Twice convicted child molester Barry Bennell faces new accusations, as more survivors come forward.
Four former English football players have accused a convicted serial child abuser of molesting them in the 1970s when he was a coach and talent scout, according to reports this week in the British press.
The accusations against Barry Bennell mirror other examples of adults in positions of trust with children using their roles to prey on vulnerable youth; from widespread evidence of sexual assault by Catholic priests and, in American football, Jerry Sandusky, a coach who raped multiple children at a university summer camp. The consequences for survivors of child abuse is the same: depression, drug addiction and, sometimes, suicide.
"My life has been ruined until the age of 43, but how many others are there?" footballer Andy Woodward told the Guardian. "I'm talking about hundreds of children who Barry Bennell cherry-picked for various football teams and who now, as adults, might still be living with that awful fear."
The other footballers who came forward are David White, Steve Walters and Paul Stewart. All four former players achieved successful carriers playing in teams such as Manchester City, City, Leeds and Sheffield United in the UK.
England's Football Association has set up a helpline for former players to report abuse, receiving 50 calls during its first two hours on Thursday.
"Given recent press stories I wish to confirm that I was sexually abused by my former football coach Barry Bennell in the late 70s and early 80s," White, who earned an England cap in 1992 said in a statement on BBC.
"For a number of reasons and for nearly two decades I kept my ordeal secret from my family and friends," he added.
Stewart, who played for Manchester City, Liverpool and other teams, stated that he was sexually abused by his coach, whose name he did not reveal, for four years.
"The mental scars led me into other problems with drink and drugs," Stewart told the Daily Mirror. He said that his abuser threatened to kill his family if he revealed the sexual assault.
Stewart found the courage to come forward with his story after Woodward told The Guardian he had suffered years of abuse by Bennell while playing for the Crewe Alexandra team. Cheshire police are investigating the accusations.

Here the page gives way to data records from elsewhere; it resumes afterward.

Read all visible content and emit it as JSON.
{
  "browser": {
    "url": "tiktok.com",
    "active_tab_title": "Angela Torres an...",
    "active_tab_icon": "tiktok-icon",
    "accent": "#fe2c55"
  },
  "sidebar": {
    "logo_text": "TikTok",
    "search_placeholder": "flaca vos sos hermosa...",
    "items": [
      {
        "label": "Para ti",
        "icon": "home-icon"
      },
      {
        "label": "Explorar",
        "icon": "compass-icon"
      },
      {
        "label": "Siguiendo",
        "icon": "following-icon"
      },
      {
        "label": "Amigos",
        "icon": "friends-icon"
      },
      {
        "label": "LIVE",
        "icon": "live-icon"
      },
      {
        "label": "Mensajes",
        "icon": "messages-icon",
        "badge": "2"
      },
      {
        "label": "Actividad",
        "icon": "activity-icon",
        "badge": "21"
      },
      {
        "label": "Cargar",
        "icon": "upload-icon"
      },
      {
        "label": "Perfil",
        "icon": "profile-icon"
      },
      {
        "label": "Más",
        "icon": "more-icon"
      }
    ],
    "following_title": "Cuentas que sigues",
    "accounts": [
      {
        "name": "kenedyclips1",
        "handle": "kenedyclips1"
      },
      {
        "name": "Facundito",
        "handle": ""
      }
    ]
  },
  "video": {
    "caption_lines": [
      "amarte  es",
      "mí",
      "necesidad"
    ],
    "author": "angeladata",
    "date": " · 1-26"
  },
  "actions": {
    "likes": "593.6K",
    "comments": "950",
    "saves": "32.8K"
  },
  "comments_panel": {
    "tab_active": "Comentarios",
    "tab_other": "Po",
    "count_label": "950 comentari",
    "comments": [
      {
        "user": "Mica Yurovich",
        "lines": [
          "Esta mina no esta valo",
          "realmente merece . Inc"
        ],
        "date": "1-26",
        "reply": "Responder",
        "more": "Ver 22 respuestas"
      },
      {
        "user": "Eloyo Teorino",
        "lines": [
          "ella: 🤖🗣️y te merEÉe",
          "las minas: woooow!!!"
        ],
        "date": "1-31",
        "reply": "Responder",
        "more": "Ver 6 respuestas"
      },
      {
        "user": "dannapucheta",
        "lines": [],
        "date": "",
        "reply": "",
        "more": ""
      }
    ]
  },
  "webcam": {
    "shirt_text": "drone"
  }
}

The law enforcement agency said 11 people had come forward seeking to speak to authorities about abuse after Woodward's revelation.
In a joint statement, the Football Association, the Premier League and the Football League described Woodward's story as "heartbreaking" and praised his "immense courage".
Gordon Taylor, chief executive of British players' union the Professional Footballers' Association, said his organisation had also been contacted by victims of child abuse.
"Because of Woodward's bravery, many other ex-players and apprentices are now contacting us -- it is double figures now," Taylor told Britain's Press Association. "And that is a timely warning for everybody in football about our duty of care to these youngsters."
- The NSPCC's helpline is 0808 800 5000 or Child Line for children and young people can be contacted on 0800 1111.
- NAPAC, the National Association for People Abused in Childhood, can be contacted on 0808 801 0331.